#### ASSIGNMENT:
Pick out every line of the entries below where "study" occurs, and copy those lines.

Top of RECORDS FOR THE EXERCISE

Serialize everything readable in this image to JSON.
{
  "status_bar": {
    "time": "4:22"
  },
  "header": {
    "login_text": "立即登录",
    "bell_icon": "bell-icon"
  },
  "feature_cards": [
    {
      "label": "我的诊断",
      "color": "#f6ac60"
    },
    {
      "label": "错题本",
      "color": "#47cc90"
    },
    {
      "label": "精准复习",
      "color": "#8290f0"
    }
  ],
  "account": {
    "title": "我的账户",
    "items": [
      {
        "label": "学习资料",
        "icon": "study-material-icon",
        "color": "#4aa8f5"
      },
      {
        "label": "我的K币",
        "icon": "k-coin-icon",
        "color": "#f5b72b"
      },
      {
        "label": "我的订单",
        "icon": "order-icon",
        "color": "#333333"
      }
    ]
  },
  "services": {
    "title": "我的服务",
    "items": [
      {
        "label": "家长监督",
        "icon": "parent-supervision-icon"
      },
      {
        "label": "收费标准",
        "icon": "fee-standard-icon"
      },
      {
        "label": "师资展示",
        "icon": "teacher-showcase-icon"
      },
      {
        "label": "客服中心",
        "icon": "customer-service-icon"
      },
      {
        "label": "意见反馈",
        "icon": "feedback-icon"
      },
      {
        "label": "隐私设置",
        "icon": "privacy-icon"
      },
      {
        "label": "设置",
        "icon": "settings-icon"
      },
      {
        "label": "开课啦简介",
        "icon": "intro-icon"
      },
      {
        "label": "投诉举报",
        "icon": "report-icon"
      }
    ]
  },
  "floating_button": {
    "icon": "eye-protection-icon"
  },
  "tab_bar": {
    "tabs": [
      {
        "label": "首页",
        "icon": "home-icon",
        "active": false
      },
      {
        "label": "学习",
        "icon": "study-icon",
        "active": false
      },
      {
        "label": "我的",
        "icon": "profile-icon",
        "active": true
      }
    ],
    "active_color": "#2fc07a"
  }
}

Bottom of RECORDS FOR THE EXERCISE

#### RESPONSE AREA:
        "icon": "study-material-icon",
        "icon": "study-icon",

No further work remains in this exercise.